Hotel television is generally available either as a free to guest services, which may include local channels and satellite or cable programming, or as interactive television, which provides services such as video on demand or any other paid services including movies, music, adult content, and other services. In some cases hotel TV also means a bundle of interactive services that are made available on a guest's TV screen such as a hotel welcome screen with hotel information, hotel services, an information portal with weather, news & local attractions, video games, internet applications, internet television, movie rental services, and order & shopping for the hotel’s amenities.
Commonly a hotel television system distributing satellite television signal is known as a Satellite Master Antenna TV (SMATV) system. In an L-band distribution system television signal is sent from the satellite dish to a panel in a distribution closet to a set top box in each room which decrypts the digital signal via a coaxial network. In a Headend type system, the signal is encrypted by a Qam at the headend to prevent piracy and then distributed via a COM1000 or COM2000 from Technicolor, Code Plus from LG, or similar hotel television headend. In an IPTV system, all video, voice and data are transmitted over an internal hotel IP network.

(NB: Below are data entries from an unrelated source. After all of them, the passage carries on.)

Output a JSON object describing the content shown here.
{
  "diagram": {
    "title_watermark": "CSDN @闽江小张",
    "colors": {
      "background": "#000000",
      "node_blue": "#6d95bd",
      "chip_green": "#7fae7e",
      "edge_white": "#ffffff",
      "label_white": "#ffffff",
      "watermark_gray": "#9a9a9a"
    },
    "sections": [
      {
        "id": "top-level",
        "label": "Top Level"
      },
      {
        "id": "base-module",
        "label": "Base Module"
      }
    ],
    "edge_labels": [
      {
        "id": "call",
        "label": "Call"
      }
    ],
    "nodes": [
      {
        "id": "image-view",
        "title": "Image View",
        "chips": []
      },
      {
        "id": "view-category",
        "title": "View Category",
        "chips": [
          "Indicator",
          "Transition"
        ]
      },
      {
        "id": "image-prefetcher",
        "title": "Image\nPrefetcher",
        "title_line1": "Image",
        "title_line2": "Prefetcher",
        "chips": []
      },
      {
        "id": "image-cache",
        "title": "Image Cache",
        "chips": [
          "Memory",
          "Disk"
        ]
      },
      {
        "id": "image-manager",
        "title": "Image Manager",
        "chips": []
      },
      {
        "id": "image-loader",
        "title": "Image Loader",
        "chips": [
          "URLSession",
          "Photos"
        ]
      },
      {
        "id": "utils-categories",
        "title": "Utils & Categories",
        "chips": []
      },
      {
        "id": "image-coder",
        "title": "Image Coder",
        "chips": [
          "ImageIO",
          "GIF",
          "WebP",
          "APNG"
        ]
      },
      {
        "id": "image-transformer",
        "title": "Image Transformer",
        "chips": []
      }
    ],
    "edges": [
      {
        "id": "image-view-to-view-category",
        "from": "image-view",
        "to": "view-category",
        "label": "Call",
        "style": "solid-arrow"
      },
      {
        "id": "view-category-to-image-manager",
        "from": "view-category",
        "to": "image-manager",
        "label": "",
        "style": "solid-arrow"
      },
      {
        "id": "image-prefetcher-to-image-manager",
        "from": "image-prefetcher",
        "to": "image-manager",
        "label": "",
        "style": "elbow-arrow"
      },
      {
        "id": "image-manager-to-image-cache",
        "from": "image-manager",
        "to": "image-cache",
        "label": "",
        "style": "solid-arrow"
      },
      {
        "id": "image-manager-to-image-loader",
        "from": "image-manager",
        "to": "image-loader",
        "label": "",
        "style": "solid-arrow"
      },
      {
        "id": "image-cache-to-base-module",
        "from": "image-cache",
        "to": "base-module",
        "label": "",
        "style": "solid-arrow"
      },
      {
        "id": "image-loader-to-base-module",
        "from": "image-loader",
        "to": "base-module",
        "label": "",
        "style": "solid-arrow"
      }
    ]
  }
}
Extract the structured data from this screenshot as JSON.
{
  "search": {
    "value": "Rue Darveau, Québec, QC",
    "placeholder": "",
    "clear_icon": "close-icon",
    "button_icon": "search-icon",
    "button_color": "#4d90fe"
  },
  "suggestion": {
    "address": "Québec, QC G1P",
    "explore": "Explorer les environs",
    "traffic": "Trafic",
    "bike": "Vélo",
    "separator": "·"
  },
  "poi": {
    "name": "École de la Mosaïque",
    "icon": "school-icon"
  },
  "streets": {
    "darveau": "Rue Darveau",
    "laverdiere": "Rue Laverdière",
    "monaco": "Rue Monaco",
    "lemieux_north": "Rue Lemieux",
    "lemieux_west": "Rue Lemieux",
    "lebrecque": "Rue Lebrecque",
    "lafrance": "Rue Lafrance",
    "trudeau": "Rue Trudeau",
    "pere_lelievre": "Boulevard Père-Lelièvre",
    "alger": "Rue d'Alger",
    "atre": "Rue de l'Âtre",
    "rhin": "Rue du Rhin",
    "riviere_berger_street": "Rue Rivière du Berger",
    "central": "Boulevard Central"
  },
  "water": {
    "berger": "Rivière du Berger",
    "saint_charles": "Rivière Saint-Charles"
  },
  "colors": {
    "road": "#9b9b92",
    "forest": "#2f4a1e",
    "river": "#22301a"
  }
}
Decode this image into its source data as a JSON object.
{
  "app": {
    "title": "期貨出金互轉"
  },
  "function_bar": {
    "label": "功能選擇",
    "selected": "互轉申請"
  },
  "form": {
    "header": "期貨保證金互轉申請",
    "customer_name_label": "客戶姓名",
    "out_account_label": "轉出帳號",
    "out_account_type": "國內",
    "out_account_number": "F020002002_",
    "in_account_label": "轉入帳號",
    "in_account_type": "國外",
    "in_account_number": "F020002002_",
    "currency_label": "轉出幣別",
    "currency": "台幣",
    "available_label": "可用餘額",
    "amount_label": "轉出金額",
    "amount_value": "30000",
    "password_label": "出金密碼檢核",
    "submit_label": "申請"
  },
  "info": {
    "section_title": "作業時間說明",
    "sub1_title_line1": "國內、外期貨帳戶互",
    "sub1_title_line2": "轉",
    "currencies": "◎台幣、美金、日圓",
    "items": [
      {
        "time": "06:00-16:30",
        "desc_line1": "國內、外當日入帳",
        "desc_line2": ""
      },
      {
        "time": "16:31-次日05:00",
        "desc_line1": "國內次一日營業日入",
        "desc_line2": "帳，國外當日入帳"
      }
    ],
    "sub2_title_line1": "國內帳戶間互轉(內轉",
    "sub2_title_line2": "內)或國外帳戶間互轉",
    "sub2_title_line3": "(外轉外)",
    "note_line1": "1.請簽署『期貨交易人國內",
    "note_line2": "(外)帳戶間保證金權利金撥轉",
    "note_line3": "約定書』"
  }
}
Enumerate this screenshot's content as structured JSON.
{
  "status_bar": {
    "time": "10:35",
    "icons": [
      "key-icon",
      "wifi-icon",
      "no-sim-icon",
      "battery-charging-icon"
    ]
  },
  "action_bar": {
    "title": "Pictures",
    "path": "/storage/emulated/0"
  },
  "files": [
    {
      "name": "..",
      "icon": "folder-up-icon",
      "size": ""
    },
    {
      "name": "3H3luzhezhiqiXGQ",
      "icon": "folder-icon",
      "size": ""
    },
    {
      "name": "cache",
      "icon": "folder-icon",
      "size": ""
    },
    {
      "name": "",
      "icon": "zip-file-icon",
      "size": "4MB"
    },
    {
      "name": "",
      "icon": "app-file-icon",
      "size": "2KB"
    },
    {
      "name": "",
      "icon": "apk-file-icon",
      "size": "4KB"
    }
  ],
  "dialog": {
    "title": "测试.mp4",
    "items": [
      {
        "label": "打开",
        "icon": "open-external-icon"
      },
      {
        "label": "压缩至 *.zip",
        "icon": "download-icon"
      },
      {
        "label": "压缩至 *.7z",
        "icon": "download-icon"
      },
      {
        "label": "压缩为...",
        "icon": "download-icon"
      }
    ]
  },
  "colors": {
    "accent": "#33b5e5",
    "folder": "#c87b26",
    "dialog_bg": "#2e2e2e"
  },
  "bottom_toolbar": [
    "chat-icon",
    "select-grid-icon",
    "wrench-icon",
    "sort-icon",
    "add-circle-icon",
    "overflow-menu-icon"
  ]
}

In a cable TV system signal may be distributed via a coaxial network to a set-top box in each room.
Satellite television, cable television and over-the-air (OTA) signals as well as locally generated programming such as hotel guest welcome screens and other hotel information and services can be distributed via an L-Band type system, COM1000 or COM2000 HD Pro:Idiom Headend from Technicolor, and Code Plus Headend from LG, or an IPTV type distribution system. In most hotels, a television signal provided by a satellite television or cable television provider or OTA antenna is transmitted over a hotel coaxial cable network. Most hotels today are wired only with coaxial cables, a big obstacle for implementing IP-based hotel television systems. Some newer hotels are pre-wired with UTP or CAT-5/6 cabling, which enables IP-based hotel television services. For hotels wired with coaxial cable, technology has emerged recently which enables some to take advantage of IP-based signal transmission over coax cables.